I agree, but I wonder how you prove it was intentional and to whom do you report it? It seems you’d have to get testimony from one of his lovers and I have no idea who or where they are. All I know is he leaves our little walk-in gate open all weekend which also pisses me off as it compromises apt. security. He’s been told but just doesn’t care.

ageless, you mentioned that the apartment in which your neighbour lives is mandated HIV housing. I assume that there, as here, this would mean that he is visited by support workers on a regular basis.

While I’ve come across many people who have deliberately set out to contract HIV, I’ve only ever encountered a few (and not all male or gay) who have intentionally attempted to infect others. In each case those people were seriously disturbed and needed intensive mental health care.
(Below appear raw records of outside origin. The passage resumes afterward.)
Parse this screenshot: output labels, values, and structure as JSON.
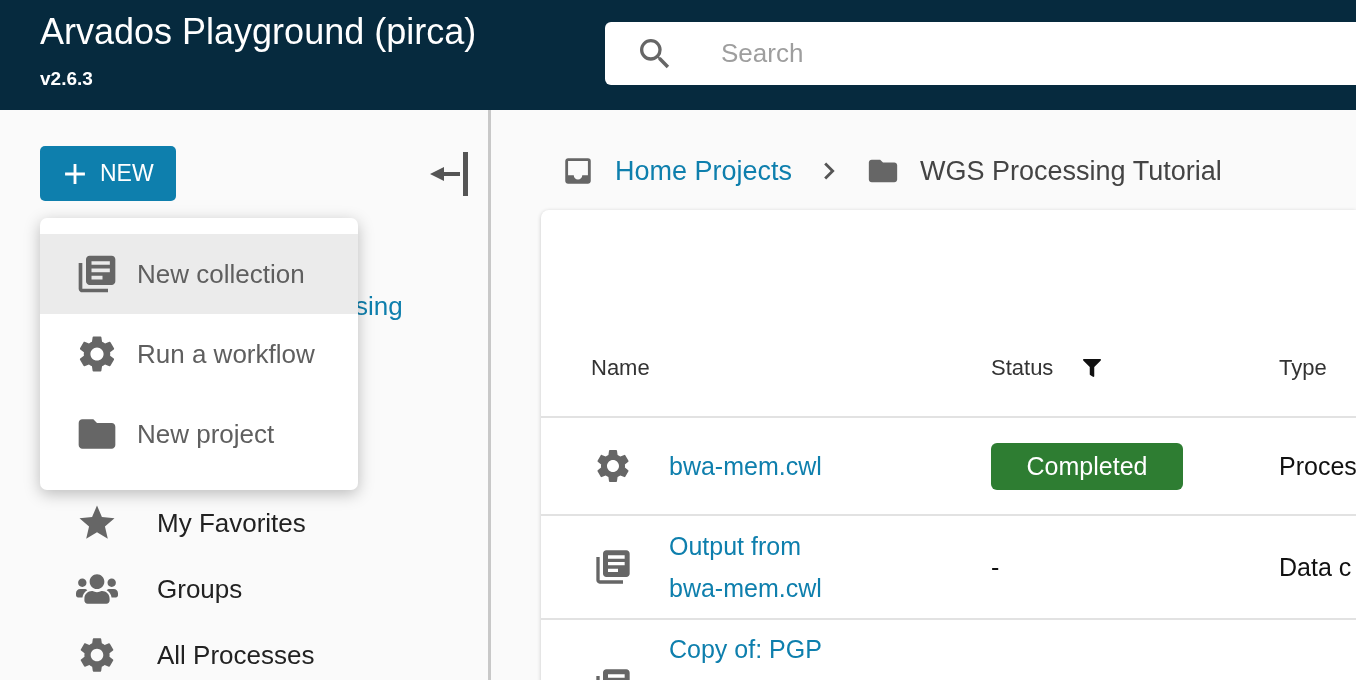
{
  "header": {
    "title": "Arvados Playground (pirca)",
    "version": "v2.6.3",
    "search": {
      "placeholder": "Search"
    }
  },
  "sidebar": {
    "new_button": "NEW",
    "tree_item": "sing",
    "items": [
      {
        "label": "My Favorites"
      },
      {
        "label": "Groups"
      },
      {
        "label": "All Processes"
      }
    ]
  },
  "new_menu": {
    "items": [
      {
        "label": "New collection",
        "selected": true
      },
      {
        "label": "Run a workflow",
        "selected": false
      },
      {
        "label": "New project",
        "selected": false
      }
    ]
  },
  "breadcrumbs": [
    {
      "label": "Home Projects",
      "kind": "link"
    },
    {
      "label": "WGS Processing Tutorial",
      "kind": "current"
    }
  ],
  "table": {
    "columns": [
      {
        "label": "Name",
        "filter": false
      },
      {
        "label": "Status",
        "filter": true
      },
      {
        "label": "Type",
        "filter": false
      }
    ],
    "rows": [
      {
        "name": "bwa-mem.cwl",
        "status": {
          "kind": "badge",
          "text": "Completed"
        },
        "type": "Proces"
      },
      {
        "name": "Output from bwa-mem.cwl",
        "status": {
          "kind": "plain",
          "text": "-"
        },
        "type": "Data c"
      },
      {
        "name": "Copy of: PGP"
      }
    ]
  }
}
While there may well be an appropriate authority to whom you can report your concerns, there are a couple of reasons why I’d see that as an option of last resort. The first is that this guy could well be yanking your SO’s chain and if he is and authorities come barging in, you’re probably going to be perceived as a homophobic busybody given to stirring up trouble. If he is actually telling the truth, then he needs some pretty intensive reminding of the risks he’s putting himself at by engaging in unsafe sex (the last thing he needs is another dose of HIV or one of the many transmissible diseases which are opportunistic) and this is probably far better delivered to him by someone who he perceives as already being “on his side” than by some official who’s been called into lay down the law by one of the neighbours.

My suggestion would be that you have a discreet word with his support worker along the lines of “I know he’s probably only saying it to shock us, but we’re concerned about what he has told my SO”. That way you’re not attacking him but you’re alerting his support worker to the possibility that there is a real problem which needs addressing.
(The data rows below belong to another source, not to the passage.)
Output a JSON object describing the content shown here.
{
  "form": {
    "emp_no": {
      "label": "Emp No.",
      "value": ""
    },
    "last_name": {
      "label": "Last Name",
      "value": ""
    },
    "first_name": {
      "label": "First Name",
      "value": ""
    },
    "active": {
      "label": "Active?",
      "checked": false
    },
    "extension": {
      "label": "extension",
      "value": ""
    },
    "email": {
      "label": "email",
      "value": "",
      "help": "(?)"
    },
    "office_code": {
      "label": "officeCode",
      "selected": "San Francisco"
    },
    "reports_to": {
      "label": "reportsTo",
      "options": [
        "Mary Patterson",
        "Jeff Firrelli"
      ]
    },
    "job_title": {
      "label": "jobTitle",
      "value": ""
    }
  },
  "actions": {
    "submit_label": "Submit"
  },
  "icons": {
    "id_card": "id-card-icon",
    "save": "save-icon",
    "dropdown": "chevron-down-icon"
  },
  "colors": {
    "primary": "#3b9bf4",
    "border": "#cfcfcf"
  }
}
If there isn’t a support worker you can contact, then phone your local HIV/AIDS organisation and see what they suggest. They deal with this kind of stuff (and far worse) all the time.

reprise:
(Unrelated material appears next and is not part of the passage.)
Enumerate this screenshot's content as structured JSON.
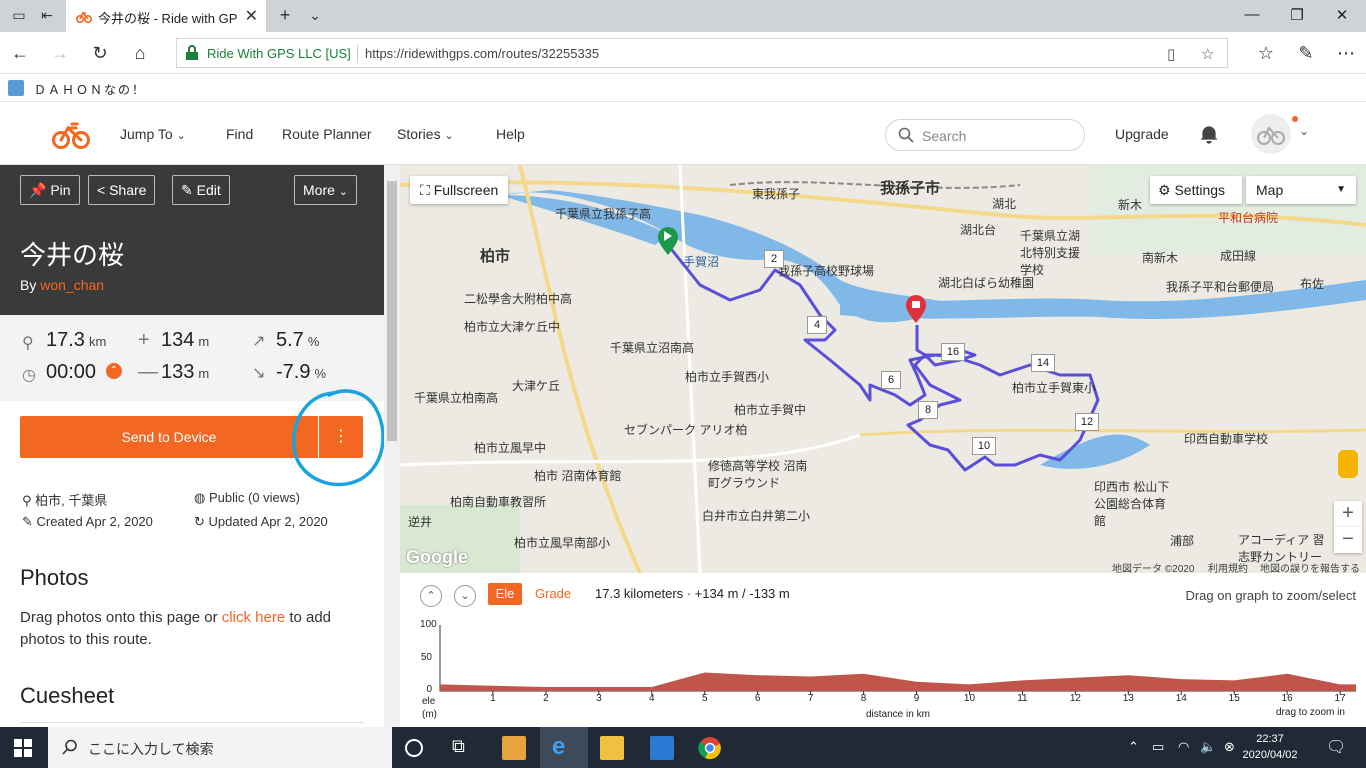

Thanks. This is really going to take some hard thought. I’m really the non-interfering type. (Call it cowardly, perhaps, but I’m agoraphobic and the thought of becoming involved in this makes me literally shudder).
On the other hand, if this guy is really handing out death sentences…

5:00 A.M. here. Got to get some sleep, assuming I can now.

You’re not the one walking around with a life-threatening illness and having to go through the medical rigamarole described above. But the choice is yours.

Pray, what does being hetero have to do with HIV prevention?

I intend to.

Esprix

When you take a large load of probably experimental drugs & are isolated socially by society, it can affect your mood, I would say, yes. But then maybe if you try to get to know them & they think they can trust you, their attitude may change.

Rude is rude. Unless you infected them, they have no extra right to be rude because they’re infected. Of course, they’re not committing a crime or anything, and its not a big deal, but I don’t think we should excuse them anymore than we should excuse anyone else, the same way we shouldn’t discrimante against them.

Espirix: What does “non-reactive” mean in that context?

One other suggestion I forgot to mention. You’ve said that one of the guys in the HIV mandated apartments is “nice”. Perhaps if you explained to him that you have agoraphobia and sometimes might come across as abrasive (I’ve had episodes of agoraphobia myself, trust me, it’s easy to come across as an asshole when you’re dealing with the fear), and mentioned to him your concerns he might be able to shed some light about both what you perceive as the mean-spiritedness of the other tenants (he’s probably more aware than you of whether drug regimens or specific medical conditions are influencing their moods) and also on whether your SO is having her chain yanked regarding the other tenant’s alleged sexual exploits.

It’s a risky strategy which could backfire, but then so is contacting health or other authorities.